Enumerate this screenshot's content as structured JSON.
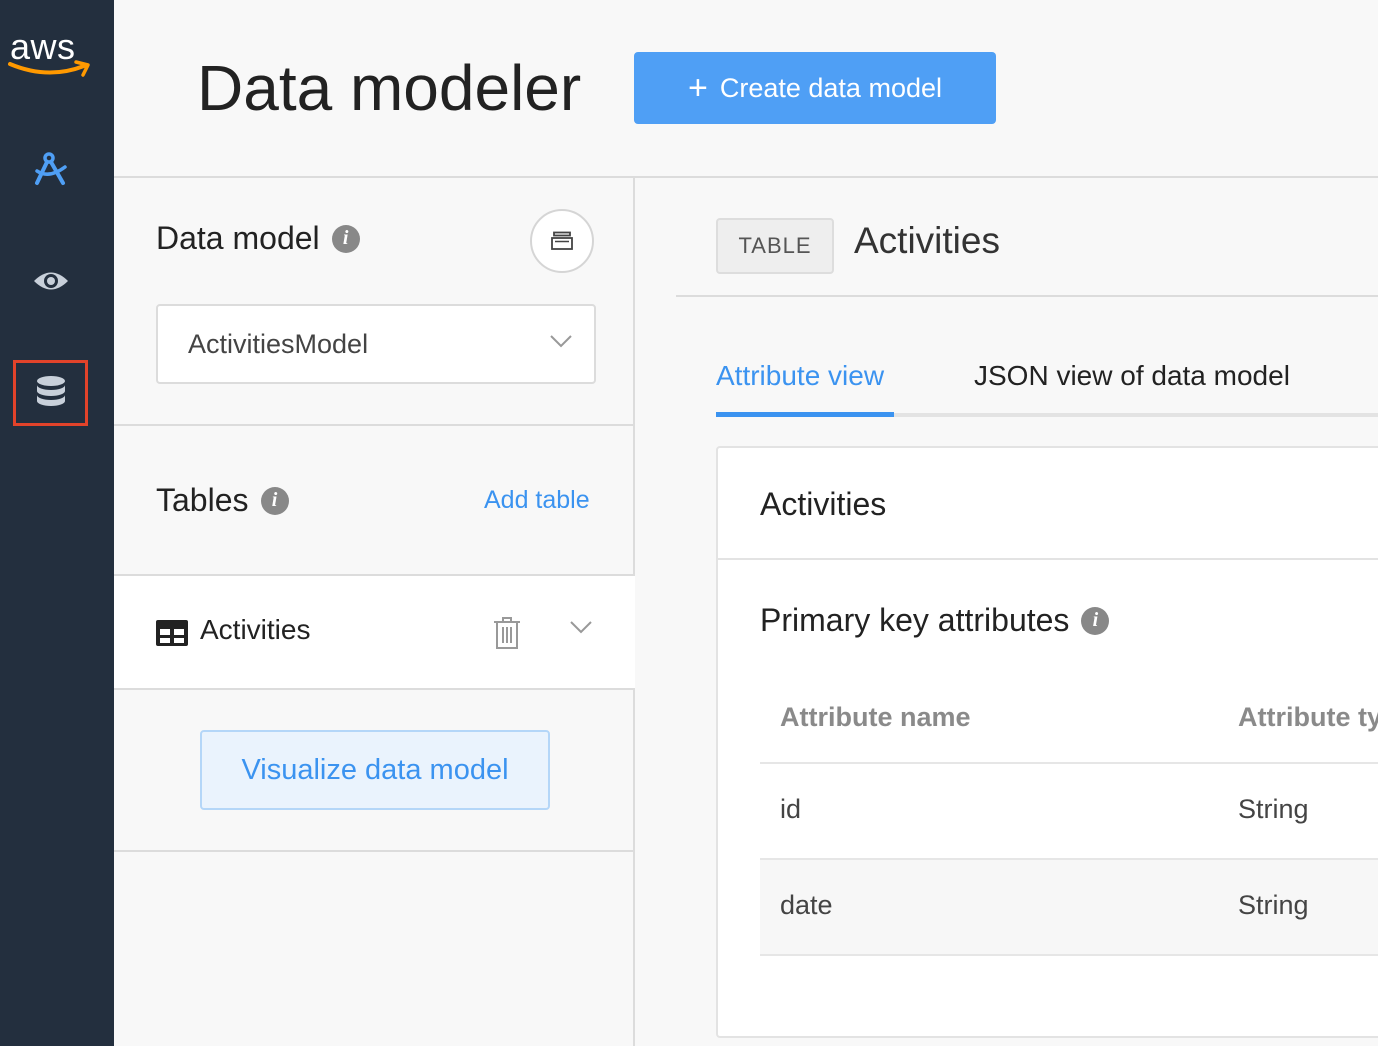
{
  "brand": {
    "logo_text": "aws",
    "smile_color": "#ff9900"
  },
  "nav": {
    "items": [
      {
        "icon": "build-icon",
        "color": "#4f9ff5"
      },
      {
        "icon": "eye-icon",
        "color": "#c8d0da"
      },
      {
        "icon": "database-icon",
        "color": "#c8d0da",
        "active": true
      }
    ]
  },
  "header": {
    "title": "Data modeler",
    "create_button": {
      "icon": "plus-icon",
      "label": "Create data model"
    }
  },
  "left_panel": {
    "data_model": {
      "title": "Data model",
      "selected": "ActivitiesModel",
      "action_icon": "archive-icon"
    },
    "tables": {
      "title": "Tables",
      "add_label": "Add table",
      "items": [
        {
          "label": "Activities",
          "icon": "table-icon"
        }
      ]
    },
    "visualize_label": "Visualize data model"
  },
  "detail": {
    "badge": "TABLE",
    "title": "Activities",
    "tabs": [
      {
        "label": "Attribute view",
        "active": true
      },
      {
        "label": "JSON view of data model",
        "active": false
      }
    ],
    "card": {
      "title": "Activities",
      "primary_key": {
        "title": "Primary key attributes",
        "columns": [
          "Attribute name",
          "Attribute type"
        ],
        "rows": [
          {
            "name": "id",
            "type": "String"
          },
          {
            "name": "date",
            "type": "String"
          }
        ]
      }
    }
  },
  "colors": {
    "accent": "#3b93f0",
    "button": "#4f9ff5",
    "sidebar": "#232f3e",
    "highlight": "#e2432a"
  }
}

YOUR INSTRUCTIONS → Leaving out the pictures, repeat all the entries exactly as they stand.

RESULT FOR THIS EXERCISE →
Enumerate this screenshot's content as structured JSON.
{
  "brand": {
    "logo_text": "aws",
    "smile_color": "#ff9900"
  },
  "nav": {
    "items": [
      {
        "icon": "build-icon",
        "color": "#4f9ff5"
      },
      {
        "icon": "eye-icon",
        "color": "#c8d0da"
      },
      {
        "icon": "database-icon",
        "color": "#c8d0da",
        "active": true
      }
    ]
  },
  "header": {
    "title": "Data modeler",
    "create_button": {
      "icon": "plus-icon",
      "label": "Create data model"
    }
  },
  "left_panel": {
    "data_model": {
      "title": "Data model",
      "selected": "ActivitiesModel",
      "action_icon": "archive-icon"
    },
    "tables": {
      "title": "Tables",
      "add_label": "Add table",
      "items": [
        {
          "label": "Activities",
          "icon": "table-icon"
        }
      ]
    },
    "visualize_label": "Visualize data model"
  },
  "detail": {
    "badge": "TABLE",
    "title": "Activities",
    "tabs": [
      {
        "label": "Attribute view",
        "active": true
      },
      {
        "label": "JSON view of data model",
        "active": false
      }
    ],
    "card": {
      "title": "Activities",
      "primary_key": {
        "title": "Primary key attributes",
        "columns": [
          "Attribute name",
          "Attribute type"
        ],
        "rows": [
          {
            "name": "id",
            "type": "String"
          },
          {
            "name": "date",
            "type": "String"
          }
        ]
      }
    }
  },
  "colors": {
    "accent": "#3b93f0",
    "button": "#4f9ff5",
    "sidebar": "#232f3e",
    "highlight": "#e2432a"
  }
}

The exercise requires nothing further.